Report each line of the listing that carries the word "předávacích".
BEGIN DATA EXCERPTS
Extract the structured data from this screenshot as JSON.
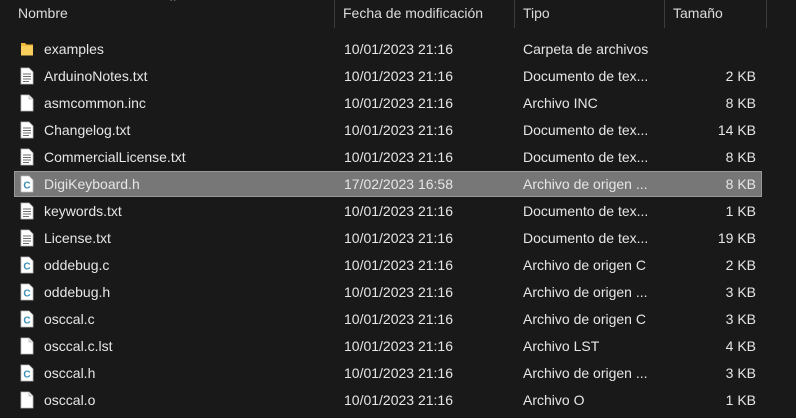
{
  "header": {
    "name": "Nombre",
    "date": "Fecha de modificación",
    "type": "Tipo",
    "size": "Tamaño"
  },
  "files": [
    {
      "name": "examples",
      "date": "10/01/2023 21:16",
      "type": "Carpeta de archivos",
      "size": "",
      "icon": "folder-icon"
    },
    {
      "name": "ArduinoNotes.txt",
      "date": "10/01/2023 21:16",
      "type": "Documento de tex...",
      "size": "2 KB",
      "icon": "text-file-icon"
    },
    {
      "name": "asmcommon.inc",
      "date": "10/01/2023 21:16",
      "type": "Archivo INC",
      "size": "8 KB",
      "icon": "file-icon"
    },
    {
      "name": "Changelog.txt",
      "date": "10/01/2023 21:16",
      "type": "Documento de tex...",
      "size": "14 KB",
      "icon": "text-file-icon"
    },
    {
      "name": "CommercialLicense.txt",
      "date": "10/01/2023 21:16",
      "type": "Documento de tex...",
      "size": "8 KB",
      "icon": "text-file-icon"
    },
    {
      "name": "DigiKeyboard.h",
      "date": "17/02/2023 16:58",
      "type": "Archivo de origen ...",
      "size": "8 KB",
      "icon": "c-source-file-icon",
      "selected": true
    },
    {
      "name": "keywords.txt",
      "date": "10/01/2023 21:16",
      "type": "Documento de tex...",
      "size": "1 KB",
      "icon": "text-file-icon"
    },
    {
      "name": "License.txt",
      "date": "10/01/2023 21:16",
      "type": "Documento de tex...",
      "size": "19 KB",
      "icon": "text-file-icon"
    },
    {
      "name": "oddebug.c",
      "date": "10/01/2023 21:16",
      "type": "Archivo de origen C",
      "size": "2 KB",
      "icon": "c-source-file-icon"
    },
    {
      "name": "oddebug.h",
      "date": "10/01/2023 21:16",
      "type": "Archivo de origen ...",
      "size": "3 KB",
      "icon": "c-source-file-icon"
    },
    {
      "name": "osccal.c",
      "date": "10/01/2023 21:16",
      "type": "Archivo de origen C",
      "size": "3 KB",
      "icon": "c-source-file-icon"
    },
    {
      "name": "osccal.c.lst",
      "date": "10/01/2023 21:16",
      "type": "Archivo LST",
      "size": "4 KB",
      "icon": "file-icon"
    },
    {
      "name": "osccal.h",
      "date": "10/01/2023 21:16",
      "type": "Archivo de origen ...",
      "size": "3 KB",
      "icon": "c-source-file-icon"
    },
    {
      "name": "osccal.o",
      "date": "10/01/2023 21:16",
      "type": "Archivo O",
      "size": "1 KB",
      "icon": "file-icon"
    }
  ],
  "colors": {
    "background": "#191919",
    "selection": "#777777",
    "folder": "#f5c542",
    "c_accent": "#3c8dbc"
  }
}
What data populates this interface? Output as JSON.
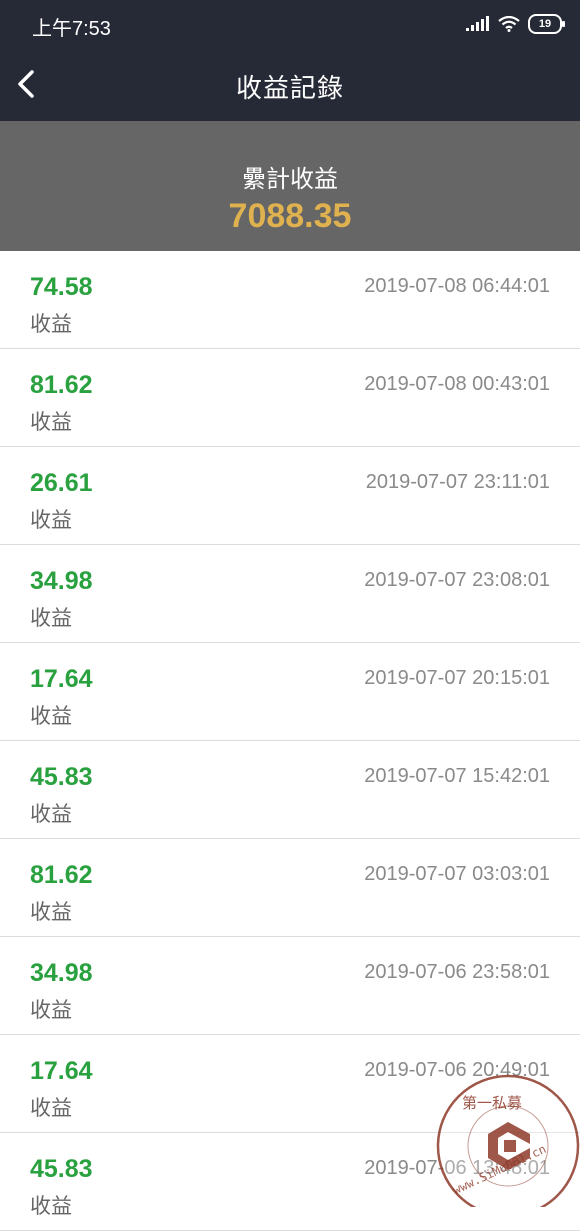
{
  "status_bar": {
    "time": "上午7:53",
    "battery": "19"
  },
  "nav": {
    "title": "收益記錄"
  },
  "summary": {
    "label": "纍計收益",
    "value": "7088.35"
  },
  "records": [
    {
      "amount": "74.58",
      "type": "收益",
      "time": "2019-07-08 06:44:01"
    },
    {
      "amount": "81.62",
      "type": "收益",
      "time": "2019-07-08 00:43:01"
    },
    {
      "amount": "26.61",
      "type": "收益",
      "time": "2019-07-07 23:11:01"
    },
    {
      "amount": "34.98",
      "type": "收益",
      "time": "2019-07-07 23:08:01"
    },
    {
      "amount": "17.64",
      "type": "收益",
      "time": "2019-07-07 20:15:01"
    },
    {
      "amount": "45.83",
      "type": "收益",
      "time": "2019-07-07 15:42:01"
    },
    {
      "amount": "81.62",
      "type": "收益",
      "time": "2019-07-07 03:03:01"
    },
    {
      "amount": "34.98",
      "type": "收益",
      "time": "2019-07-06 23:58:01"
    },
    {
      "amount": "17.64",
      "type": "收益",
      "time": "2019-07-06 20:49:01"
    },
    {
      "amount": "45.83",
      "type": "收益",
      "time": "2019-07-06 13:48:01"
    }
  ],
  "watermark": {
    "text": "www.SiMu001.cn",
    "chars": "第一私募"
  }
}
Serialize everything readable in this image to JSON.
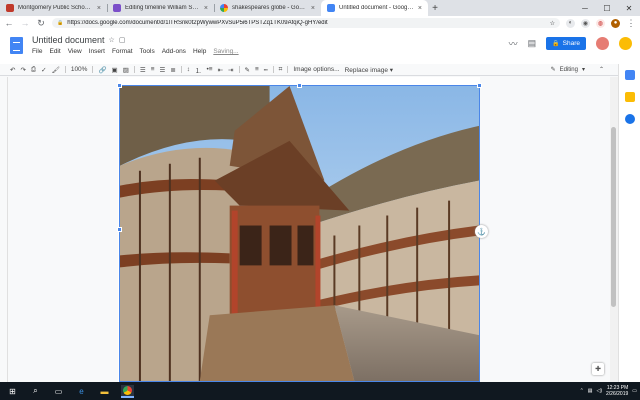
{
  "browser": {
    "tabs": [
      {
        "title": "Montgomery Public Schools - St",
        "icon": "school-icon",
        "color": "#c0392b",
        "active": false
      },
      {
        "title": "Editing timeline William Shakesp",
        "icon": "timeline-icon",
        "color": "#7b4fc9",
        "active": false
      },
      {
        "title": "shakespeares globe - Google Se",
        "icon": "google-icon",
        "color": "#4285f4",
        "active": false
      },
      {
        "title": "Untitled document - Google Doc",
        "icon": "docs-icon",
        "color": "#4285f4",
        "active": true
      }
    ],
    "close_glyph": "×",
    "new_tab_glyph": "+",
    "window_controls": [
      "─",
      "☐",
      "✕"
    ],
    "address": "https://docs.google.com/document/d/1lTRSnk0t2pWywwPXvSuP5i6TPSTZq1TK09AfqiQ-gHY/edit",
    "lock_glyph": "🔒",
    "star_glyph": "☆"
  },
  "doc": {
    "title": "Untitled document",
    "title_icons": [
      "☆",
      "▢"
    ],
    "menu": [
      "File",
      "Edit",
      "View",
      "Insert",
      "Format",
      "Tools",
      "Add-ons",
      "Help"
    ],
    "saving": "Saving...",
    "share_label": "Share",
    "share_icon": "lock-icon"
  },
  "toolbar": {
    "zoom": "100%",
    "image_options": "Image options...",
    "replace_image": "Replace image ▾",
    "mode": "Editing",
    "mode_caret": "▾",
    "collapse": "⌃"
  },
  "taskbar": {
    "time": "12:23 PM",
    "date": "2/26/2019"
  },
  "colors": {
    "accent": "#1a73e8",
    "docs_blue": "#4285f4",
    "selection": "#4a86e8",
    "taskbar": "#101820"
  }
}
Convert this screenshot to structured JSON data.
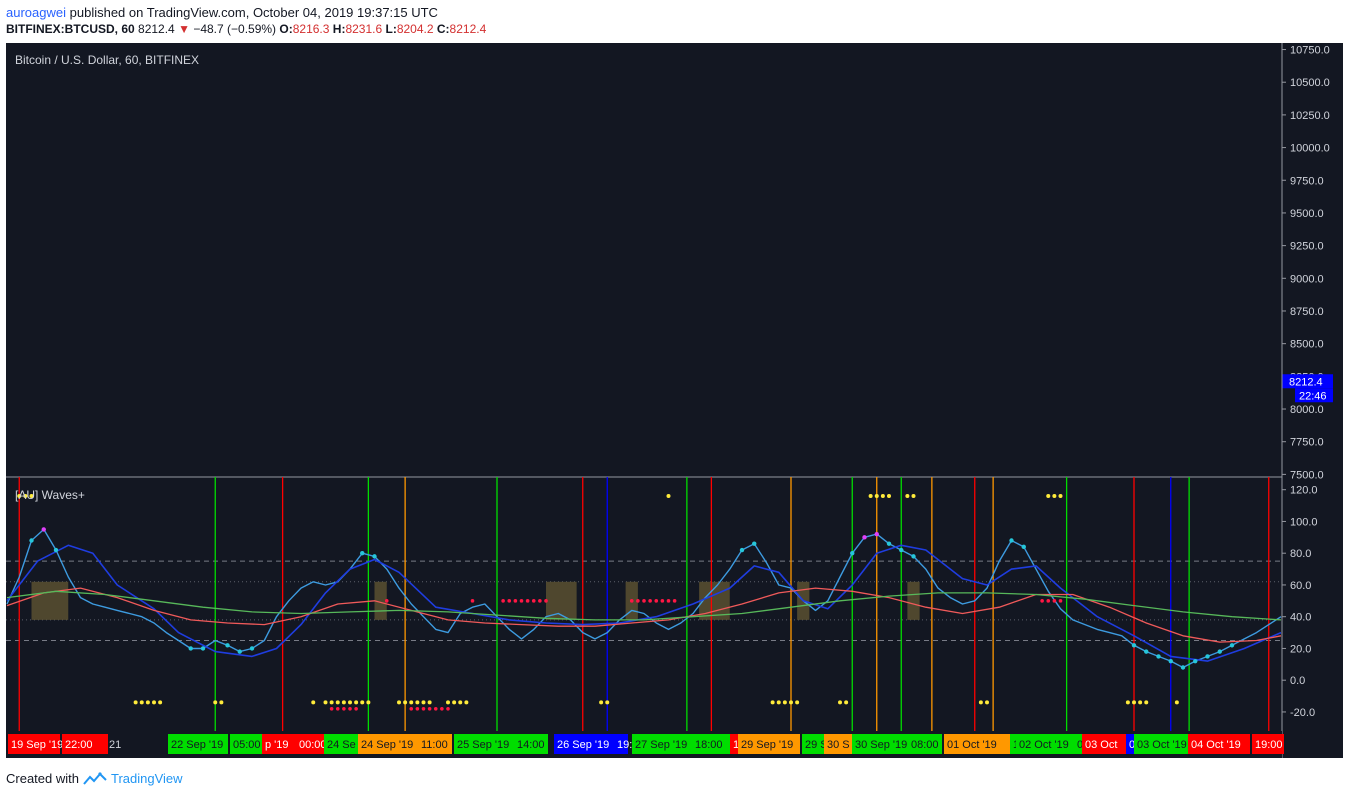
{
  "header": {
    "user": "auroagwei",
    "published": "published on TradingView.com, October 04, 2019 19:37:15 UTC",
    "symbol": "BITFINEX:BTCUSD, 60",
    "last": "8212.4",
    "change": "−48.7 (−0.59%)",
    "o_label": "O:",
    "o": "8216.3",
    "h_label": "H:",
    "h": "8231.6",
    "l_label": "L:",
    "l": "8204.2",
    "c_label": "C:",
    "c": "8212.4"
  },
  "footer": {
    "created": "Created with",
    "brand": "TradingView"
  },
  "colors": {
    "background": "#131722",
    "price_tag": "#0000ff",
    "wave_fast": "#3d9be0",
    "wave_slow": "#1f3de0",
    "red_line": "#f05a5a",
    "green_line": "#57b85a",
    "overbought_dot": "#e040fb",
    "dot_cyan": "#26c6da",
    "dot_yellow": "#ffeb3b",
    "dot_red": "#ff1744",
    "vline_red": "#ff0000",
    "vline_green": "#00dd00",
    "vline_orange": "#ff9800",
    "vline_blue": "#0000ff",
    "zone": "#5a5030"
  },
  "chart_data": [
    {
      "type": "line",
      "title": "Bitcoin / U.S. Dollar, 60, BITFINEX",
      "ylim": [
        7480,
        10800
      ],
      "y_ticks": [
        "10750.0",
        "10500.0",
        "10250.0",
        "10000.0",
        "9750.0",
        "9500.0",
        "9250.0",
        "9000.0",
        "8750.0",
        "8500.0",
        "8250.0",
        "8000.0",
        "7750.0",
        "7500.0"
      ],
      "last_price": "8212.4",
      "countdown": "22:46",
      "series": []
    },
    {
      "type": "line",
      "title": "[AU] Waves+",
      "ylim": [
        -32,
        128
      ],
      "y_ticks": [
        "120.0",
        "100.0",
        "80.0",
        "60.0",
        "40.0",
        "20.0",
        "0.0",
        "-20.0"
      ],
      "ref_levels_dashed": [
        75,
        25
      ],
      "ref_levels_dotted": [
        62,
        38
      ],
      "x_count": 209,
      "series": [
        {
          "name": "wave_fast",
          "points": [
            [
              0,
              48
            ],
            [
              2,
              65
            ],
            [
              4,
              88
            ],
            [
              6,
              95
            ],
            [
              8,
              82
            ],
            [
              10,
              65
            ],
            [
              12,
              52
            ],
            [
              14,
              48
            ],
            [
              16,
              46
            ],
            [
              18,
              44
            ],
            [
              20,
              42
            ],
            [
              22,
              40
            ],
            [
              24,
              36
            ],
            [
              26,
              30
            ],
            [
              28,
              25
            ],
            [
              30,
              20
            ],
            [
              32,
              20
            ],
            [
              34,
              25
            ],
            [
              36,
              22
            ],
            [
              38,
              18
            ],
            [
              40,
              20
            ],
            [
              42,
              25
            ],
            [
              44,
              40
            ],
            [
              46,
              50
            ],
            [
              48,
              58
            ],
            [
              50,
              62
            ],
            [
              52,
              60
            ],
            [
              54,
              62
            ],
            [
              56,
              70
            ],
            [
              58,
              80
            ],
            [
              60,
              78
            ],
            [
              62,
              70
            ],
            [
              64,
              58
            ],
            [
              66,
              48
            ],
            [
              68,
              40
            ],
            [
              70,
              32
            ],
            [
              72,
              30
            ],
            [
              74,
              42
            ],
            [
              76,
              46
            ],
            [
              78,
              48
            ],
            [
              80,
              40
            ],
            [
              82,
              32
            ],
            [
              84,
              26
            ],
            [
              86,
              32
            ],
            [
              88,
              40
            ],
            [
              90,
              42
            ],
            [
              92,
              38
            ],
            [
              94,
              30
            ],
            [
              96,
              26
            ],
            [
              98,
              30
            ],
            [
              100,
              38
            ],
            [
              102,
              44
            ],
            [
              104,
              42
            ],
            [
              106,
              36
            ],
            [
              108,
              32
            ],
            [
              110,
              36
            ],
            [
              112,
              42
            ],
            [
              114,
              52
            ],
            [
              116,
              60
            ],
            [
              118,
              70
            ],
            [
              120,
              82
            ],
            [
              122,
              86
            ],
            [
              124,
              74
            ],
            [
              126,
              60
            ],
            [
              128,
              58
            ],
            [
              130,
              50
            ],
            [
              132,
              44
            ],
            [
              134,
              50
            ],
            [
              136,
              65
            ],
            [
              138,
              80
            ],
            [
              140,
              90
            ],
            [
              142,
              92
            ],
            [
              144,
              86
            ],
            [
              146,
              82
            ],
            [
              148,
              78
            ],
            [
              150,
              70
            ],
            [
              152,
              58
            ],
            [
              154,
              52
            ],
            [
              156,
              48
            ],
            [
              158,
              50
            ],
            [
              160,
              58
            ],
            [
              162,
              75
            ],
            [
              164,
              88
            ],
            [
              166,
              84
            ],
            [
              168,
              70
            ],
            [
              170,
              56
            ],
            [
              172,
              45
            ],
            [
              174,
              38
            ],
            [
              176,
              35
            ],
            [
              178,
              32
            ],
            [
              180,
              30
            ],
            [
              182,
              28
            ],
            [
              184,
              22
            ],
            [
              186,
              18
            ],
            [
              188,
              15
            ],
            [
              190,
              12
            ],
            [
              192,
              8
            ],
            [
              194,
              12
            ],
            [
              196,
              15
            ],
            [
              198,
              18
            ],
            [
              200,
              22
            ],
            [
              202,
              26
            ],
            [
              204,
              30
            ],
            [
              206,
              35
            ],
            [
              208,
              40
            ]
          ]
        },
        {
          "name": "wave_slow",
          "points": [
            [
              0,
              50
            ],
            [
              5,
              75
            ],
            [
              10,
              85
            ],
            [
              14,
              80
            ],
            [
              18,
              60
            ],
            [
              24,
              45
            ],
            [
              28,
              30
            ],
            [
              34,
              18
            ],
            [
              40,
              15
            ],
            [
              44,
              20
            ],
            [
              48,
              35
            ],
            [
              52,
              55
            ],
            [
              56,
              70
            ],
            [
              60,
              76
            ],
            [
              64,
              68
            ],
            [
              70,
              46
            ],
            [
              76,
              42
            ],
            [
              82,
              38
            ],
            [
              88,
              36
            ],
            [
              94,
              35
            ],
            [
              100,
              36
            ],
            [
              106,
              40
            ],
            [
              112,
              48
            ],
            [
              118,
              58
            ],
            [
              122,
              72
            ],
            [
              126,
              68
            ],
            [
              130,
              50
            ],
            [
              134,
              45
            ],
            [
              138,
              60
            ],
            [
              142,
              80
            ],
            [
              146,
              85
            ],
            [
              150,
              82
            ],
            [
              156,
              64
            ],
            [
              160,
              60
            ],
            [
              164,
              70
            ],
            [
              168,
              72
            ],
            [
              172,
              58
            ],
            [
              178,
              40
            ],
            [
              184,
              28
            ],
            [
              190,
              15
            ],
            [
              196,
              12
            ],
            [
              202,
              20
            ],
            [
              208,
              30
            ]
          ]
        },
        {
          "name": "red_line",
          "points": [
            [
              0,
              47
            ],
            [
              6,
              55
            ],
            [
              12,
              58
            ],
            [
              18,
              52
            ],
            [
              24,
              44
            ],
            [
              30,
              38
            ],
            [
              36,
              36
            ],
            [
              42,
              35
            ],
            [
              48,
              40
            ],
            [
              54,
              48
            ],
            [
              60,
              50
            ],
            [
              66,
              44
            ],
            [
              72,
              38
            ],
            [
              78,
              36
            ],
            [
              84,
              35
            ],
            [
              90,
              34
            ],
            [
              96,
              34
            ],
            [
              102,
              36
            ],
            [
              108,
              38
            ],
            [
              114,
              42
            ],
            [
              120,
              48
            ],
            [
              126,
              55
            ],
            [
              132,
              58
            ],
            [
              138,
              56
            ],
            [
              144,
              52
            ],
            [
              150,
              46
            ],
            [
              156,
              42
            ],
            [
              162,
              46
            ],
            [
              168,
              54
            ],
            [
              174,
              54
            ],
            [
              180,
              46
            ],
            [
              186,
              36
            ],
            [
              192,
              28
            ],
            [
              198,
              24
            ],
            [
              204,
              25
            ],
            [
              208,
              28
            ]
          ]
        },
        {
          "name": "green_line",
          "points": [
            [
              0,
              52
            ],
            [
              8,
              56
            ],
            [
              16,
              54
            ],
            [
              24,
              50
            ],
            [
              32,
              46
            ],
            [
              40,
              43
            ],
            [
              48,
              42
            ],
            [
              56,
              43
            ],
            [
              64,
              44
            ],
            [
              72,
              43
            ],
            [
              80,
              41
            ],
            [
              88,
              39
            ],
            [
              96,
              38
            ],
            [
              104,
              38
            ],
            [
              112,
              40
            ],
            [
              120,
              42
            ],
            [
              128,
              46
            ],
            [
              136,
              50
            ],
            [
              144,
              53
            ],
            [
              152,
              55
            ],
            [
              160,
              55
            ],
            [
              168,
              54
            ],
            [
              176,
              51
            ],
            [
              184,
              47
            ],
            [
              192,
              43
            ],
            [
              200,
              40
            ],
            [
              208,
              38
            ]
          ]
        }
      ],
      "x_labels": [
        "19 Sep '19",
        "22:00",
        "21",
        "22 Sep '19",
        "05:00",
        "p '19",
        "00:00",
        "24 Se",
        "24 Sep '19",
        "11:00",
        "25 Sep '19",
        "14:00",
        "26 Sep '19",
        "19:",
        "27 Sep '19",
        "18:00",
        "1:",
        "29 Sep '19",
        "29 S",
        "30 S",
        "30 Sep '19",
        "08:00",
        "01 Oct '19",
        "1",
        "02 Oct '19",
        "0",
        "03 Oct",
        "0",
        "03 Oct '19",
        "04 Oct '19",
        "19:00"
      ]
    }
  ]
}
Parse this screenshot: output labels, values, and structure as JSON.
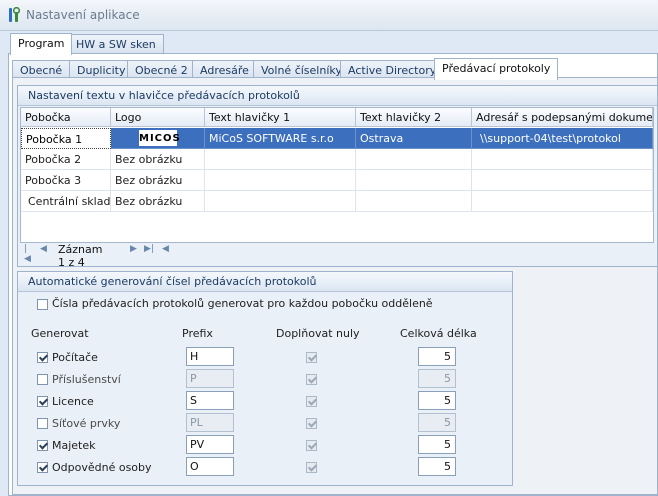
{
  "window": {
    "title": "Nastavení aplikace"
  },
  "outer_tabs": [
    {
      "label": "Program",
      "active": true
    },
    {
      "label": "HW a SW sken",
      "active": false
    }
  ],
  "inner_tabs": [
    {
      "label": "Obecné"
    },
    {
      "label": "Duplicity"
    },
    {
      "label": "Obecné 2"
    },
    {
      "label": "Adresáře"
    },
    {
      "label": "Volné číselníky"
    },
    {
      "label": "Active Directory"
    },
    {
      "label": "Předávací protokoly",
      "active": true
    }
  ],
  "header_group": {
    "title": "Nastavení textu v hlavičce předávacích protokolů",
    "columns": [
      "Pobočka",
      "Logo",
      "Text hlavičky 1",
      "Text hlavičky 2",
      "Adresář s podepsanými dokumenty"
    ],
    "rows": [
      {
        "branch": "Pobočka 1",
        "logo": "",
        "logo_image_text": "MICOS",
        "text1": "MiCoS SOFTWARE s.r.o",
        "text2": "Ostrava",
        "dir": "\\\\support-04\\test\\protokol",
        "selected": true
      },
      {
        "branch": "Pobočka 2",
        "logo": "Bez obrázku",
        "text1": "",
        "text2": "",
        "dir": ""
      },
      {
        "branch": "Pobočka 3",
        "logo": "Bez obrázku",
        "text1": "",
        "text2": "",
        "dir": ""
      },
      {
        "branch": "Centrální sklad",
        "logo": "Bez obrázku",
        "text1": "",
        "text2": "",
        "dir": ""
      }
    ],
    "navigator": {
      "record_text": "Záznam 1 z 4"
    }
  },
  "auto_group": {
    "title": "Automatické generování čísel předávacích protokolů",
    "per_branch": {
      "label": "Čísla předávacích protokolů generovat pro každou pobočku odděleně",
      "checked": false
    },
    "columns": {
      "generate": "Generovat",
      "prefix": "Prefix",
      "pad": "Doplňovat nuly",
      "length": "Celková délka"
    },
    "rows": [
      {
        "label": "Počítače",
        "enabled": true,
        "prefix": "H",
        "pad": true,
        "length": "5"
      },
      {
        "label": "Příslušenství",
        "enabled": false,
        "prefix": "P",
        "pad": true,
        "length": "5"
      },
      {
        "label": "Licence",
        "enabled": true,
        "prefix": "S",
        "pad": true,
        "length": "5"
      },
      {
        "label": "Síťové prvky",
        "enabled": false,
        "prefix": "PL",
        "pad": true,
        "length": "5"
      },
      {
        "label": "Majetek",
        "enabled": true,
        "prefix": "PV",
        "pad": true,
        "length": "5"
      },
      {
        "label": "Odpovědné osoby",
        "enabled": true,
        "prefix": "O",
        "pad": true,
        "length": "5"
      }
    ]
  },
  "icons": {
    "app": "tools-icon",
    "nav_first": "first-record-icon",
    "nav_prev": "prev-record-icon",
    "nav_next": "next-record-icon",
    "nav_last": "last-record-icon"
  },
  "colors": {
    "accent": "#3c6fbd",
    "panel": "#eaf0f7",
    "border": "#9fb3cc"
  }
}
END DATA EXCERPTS
* **ANSWER TO THIS EXERCISE**:
    "title": "Nastavení textu v hlavičce předávacích protokolů",
    "title": "Automatické generování čísel předávacích protokolů",
      "label": "Čísla předávacích protokolů generovat pro každou pobočku odděleně",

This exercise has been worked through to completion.